All you need to do is build any of the laser cutters and pick and place machines that we have featured over the years, and you too can have a complete surface mount assembly line!
Homemade reflow ovens are a great inexpensive way to quickly solder multiple prototypes at once. [Andy] may just have built one of the best ones we’ve featured so far on Hackaday. For his project a £25 1300W 12litre halogen oven was chosen because of its low cost and fast heating time, the latter being required to follow typical reflow profile ramp-up stages.
To control the AC power [Andy] first bought a chinese Fotek Solid State Relay (SSR) on ebay, which was quickly replaced by an american one after reading concerning reports on the internet. He then made the same ‘mistake’ by buying the typical MAX6675 thermocouple-to-digital converter from the same website, as he spent much time understanding why the measurements were wrong when the IC was just defective. His final build is based around a 640×360 TFT LCD that he previously reverse engineered, the cortex-M0 STM32F051C8T7, a SPI flash, some power regulators and buttons. The firmware was written in C++ and we’ll let our readers visit [Andy]’s page to see how well his oven performs.
Around here, reflow ovens usually mean a toaster oven, and if you’re exceptionally cool, a thermistor and PID controller. There are, of course, a thousand ways to turn solder paste into a solid connection and [Saar] might have found the cheapest way yet: a hair straightener with a street value of just £15.
We don’t expect the majority of the Hackaday demographic to know much about hair straighteners, but [Saar] has done all the work and came up with a list of what makes a good one. Floating plates are a must to keep the PCB in contact with the heating element at all times, and temperature control is essential. [Saar] ended up with a Remington S3500 Ceramic Straight 230 Hair Straightener, although a trip to any big box store should yield a straightener that would work just as well.
One modification [Saar] added was a strip of Kapton tape to one of the ceramic heating elements. It’s not a replacement for a toaster oven or real reflow oven, but for small boards it works just as well.
Continue reading “Reflowing With A Hair Straightener”
For some reason or another, the Hackaday tip line sometimes sees a short burst of submissions for the same project. The latest one of these was for toaster oven reflow stations. They’re both great builds and different approaches to making a useful tool out of home appliances.

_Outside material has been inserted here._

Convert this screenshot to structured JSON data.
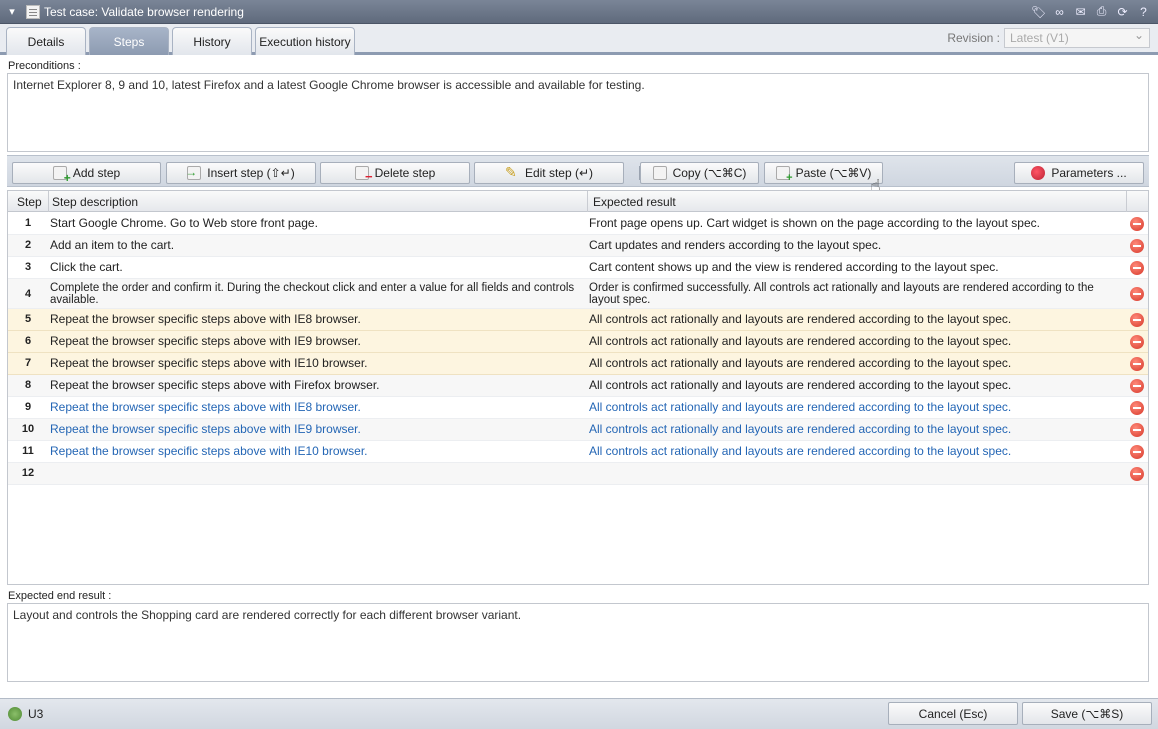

First up is [Richard]’s build. he ended up with a fairly high-end build using a Rocket Scream Reflow Oven Controller Arduino shield. This shield accepts a normal K-type thermocouple and controls an external solid state relay with the Arduino’s PID library. [Richard]’s build has a few neat additions – a properly dremeled enclosure, computer fan, and a welding blanket for insulation. Now that we think about it, it’s odd we’ve rarely seen any sort of insulation in these reflow oven builds.
Next up is [Ray]’s version of a Black & Decker reflow oven. While not as fancy as [Richard]’s build, this one does have a few features that make it very interesting. Instead of messing around with thermocouples, [Ray] simply took a digital kitchen thermometer – a neat tool that already a thermistor in a compact metal probe – and read the analog value with an Arduino. To control the power, [Ray] is using a cheap 433 MHz radio transmitter to control a few remotely operated power sockets. It’s a very clever and inexpensive replacement for a SSR, especially since [Ray] had these power sockets just lying around.
So there you go. The same tool, built two different ways. A great demonstration of how you can not only build anything, but you can build anything any way you want.